Stored items:
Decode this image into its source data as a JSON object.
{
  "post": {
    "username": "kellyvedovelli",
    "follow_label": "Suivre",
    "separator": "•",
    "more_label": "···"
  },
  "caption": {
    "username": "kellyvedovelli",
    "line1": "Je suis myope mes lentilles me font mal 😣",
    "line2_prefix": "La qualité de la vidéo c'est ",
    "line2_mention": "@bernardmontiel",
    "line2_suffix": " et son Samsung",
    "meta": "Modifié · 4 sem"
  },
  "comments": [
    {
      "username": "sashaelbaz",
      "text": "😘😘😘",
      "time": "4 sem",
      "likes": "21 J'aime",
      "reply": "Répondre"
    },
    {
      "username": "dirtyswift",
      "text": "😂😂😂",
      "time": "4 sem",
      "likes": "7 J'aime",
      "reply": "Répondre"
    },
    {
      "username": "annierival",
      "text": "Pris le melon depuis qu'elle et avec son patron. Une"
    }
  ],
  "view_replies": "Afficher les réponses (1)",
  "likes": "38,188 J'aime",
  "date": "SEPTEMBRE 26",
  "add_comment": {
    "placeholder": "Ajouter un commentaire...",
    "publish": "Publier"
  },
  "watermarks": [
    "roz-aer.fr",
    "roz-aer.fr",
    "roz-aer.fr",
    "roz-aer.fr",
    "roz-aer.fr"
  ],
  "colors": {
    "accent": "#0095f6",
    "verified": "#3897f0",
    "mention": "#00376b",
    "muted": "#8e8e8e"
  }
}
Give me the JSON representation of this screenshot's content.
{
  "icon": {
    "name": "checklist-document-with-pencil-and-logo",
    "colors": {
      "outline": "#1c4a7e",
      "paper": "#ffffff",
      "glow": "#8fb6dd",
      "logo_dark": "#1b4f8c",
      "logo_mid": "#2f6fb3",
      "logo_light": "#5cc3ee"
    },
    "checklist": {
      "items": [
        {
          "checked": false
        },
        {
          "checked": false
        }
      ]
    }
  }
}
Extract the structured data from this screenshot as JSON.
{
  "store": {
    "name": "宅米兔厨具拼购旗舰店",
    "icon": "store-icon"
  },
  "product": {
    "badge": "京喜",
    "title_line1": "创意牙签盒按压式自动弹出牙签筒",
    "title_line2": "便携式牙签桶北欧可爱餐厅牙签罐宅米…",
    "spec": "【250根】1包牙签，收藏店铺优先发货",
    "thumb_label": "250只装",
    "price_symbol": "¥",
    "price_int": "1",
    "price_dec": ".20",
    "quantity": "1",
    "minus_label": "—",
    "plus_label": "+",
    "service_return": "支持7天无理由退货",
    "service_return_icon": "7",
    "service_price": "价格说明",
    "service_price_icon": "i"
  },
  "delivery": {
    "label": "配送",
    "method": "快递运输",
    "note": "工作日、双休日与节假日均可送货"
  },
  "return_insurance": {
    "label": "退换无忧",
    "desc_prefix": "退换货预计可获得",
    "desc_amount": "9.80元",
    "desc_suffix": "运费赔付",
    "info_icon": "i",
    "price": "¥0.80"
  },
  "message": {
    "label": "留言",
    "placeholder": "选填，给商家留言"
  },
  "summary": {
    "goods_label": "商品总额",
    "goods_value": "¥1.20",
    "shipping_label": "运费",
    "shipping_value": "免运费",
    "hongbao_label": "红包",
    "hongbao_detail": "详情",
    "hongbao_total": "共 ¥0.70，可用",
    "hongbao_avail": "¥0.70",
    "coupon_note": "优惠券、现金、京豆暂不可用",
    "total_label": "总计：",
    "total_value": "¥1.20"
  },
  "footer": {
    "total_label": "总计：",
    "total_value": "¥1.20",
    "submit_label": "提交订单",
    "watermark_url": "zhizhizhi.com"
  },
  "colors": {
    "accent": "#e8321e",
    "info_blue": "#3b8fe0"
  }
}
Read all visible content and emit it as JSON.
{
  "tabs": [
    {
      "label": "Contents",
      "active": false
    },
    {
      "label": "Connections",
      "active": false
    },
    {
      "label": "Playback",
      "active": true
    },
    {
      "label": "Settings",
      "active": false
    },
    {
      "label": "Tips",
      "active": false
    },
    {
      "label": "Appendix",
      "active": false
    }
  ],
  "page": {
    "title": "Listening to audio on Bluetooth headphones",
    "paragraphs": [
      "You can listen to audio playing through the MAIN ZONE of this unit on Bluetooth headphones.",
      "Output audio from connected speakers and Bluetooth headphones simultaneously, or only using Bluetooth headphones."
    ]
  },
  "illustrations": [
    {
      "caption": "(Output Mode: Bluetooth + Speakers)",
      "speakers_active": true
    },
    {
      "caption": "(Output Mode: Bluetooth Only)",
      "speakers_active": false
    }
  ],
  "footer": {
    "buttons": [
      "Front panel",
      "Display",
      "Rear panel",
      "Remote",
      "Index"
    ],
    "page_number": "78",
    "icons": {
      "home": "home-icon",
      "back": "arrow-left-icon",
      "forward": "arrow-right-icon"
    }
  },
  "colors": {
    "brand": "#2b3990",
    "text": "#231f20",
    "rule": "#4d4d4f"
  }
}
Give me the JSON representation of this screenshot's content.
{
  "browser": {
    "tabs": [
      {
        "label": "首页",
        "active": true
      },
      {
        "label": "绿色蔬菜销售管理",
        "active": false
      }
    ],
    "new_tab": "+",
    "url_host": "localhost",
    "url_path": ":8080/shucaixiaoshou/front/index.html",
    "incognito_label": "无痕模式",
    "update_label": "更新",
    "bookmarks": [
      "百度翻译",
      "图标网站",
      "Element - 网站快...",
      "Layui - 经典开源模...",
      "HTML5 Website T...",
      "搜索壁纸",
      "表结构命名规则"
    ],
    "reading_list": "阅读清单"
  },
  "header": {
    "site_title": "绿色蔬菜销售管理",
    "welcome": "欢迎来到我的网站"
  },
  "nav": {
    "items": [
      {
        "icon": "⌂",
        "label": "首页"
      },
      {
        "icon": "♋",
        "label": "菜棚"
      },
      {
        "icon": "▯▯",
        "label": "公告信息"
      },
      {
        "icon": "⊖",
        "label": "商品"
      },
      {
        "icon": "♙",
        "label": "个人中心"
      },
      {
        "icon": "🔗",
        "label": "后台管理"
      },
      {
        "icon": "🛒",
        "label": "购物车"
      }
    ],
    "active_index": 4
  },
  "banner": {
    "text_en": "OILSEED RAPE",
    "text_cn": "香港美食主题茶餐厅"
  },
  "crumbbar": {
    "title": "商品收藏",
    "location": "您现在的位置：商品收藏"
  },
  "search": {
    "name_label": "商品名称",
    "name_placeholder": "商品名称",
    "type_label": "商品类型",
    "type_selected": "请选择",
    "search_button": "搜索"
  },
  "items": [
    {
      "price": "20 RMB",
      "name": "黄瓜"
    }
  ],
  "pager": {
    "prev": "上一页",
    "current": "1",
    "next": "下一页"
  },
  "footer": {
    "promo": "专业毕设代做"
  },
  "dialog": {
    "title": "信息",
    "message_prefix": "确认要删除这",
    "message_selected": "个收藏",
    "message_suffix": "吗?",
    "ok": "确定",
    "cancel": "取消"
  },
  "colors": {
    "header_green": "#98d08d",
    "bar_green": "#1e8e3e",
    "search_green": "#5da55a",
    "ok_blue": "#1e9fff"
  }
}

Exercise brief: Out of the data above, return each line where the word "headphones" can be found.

Exercise output:
    "title": "Listening to audio on Bluetooth headphones",
      "You can listen to audio playing through the MAIN ZONE of this unit on Bluetooth headphones.",
      "Output audio from connected speakers and Bluetooth headphones simultaneously, or only using Bluetooth headphones."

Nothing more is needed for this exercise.